Task to complete: Below is the data. Give it again, complete and exact.

Segment Start: Stored data

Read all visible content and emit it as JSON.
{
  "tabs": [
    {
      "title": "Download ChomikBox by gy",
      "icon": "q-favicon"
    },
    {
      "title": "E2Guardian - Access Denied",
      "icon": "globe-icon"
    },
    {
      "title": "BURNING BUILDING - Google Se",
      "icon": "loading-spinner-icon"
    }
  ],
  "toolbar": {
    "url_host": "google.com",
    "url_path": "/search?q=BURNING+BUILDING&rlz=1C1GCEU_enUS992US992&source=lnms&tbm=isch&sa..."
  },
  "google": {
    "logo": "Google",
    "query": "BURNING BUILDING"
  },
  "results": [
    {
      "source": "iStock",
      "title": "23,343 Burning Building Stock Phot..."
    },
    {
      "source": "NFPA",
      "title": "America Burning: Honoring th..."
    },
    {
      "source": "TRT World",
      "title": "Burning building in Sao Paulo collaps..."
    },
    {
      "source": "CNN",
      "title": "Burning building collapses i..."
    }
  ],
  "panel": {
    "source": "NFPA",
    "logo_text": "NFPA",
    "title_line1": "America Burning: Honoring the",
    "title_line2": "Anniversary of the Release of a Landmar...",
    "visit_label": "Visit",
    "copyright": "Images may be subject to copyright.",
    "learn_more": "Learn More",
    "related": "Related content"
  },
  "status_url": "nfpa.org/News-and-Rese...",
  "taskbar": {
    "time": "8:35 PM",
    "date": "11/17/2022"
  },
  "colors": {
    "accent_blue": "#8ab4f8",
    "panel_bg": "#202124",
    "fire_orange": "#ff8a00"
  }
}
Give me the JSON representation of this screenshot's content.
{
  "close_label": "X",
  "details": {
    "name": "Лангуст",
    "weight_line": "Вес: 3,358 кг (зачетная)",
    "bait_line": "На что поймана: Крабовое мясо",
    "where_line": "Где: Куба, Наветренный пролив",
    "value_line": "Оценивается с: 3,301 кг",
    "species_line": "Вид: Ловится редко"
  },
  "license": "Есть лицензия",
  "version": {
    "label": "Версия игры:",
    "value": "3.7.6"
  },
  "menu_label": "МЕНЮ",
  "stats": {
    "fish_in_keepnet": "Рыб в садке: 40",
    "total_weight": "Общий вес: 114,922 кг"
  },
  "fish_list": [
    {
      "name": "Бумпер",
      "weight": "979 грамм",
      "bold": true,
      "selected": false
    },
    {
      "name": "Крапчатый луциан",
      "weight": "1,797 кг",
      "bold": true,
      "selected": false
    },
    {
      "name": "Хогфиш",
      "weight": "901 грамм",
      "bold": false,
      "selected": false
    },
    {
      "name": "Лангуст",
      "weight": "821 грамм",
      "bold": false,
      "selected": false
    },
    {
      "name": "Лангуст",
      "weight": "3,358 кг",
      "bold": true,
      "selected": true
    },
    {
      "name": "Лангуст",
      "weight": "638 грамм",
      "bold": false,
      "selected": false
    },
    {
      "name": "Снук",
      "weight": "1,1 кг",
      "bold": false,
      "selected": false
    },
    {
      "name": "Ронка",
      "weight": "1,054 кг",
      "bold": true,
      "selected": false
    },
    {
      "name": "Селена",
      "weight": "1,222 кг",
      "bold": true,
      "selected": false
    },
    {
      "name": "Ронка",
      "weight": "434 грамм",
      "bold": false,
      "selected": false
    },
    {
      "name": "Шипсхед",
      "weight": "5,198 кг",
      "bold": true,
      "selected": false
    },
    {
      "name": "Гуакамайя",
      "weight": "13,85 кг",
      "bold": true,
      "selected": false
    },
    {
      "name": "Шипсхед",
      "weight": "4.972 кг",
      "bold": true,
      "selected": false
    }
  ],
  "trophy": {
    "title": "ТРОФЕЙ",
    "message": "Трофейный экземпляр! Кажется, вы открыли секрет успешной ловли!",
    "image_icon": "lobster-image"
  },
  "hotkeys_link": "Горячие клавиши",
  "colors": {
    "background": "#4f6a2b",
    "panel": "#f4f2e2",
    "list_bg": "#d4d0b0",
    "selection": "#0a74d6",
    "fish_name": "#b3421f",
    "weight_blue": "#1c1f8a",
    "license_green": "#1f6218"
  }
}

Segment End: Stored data

Written solution:
Read all visible content and emit it as JSON.
{
  "tabs": [
    {
      "title": "Download ChomikBox by gy",
      "icon": "q-favicon"
    },
    {
      "title": "E2Guardian - Access Denied",
      "icon": "globe-icon"
    },
    {
      "title": "BURNING BUILDING - Google Se",
      "icon": "loading-spinner-icon"
    }
  ],
  "toolbar": {
    "url_host": "google.com",
    "url_path": "/search?q=BURNING+BUILDING&rlz=1C1GCEU_enUS992US992&source=lnms&tbm=isch&sa..."
  },
  "google": {
    "logo": "Google",
    "query": "BURNING BUILDING"
  },
  "results": [
    {
      "source": "iStock",
      "title": "23,343 Burning Building Stock Phot..."
    },
    {
      "source": "NFPA",
      "title": "America Burning: Honoring th..."
    },
    {
      "source": "TRT World",
      "title": "Burning building in Sao Paulo collaps..."
    },
    {
      "source": "CNN",
      "title": "Burning building collapses i..."
    }
  ],
  "panel": {
    "source": "NFPA",
    "logo_text": "NFPA",
    "title_line1": "America Burning: Honoring the",
    "title_line2": "Anniversary of the Release of a Landmar...",
    "visit_label": "Visit",
    "copyright": "Images may be subject to copyright.",
    "learn_more": "Learn More",
    "related": "Related content"
  },
  "status_url": "nfpa.org/News-and-Rese...",
  "taskbar": {
    "time": "8:35 PM",
    "date": "11/17/2022"
  },
  "colors": {
    "accent_blue": "#8ab4f8",
    "panel_bg": "#202124",
    "fire_orange": "#ff8a00"
  }
}
Give me the JSON representation of this screenshot's content.
{
  "close_label": "X",
  "details": {
    "name": "Лангуст",
    "weight_line": "Вес: 3,358 кг (зачетная)",
    "bait_line": "На что поймана: Крабовое мясо",
    "where_line": "Где: Куба, Наветренный пролив",
    "value_line": "Оценивается с: 3,301 кг",
    "species_line": "Вид: Ловится редко"
  },
  "license": "Есть лицензия",
  "version": {
    "label": "Версия игры:",
    "value": "3.7.6"
  },
  "menu_label": "МЕНЮ",
  "stats": {
    "fish_in_keepnet": "Рыб в садке: 40",
    "total_weight": "Общий вес: 114,922 кг"
  },
  "fish_list": [
    {
      "name": "Бумпер",
      "weight": "979 грамм",
      "bold": true,
      "selected": false
    },
    {
      "name": "Крапчатый луциан",
      "weight": "1,797 кг",
      "bold": true,
      "selected": false
    },
    {
      "name": "Хогфиш",
      "weight": "901 грамм",
      "bold": false,
      "selected": false
    },
    {
      "name": "Лангуст",
      "weight": "821 грамм",
      "bold": false,
      "selected": false
    },
    {
      "name": "Лангуст",
      "weight": "3,358 кг",
      "bold": true,
      "selected": true
    },
    {
      "name": "Лангуст",
      "weight": "638 грамм",
      "bold": false,
      "selected": false
    },
    {
      "name": "Снук",
      "weight": "1,1 кг",
      "bold": false,
      "selected": false
    },
    {
      "name": "Ронка",
      "weight": "1,054 кг",
      "bold": true,
      "selected": false
    },
    {
      "name": "Селена",
      "weight": "1,222 кг",
      "bold": true,
      "selected": false
    },
    {
      "name": "Ронка",
      "weight": "434 грамм",
      "bold": false,
      "selected": false
    },
    {
      "name": "Шипсхед",
      "weight": "5,198 кг",
      "bold": true,
      "selected": false
    },
    {
      "name": "Гуакамайя",
      "weight": "13,85 кг",
      "bold": true,
      "selected": false
    },
    {
      "name": "Шипсхед",
      "weight": "4.972 кг",
      "bold": true,
      "selected": false
    }
  ],
  "trophy": {
    "title": "ТРОФЕЙ",
    "message": "Трофейный экземпляр! Кажется, вы открыли секрет успешной ловли!",
    "image_icon": "lobster-image"
  },
  "hotkeys_link": "Горячие клавиши",
  "colors": {
    "background": "#4f6a2b",
    "panel": "#f4f2e2",
    "list_bg": "#d4d0b0",
    "selection": "#0a74d6",
    "fish_name": "#b3421f",
    "weight_blue": "#1c1f8a",
    "license_green": "#1f6218"
  }
}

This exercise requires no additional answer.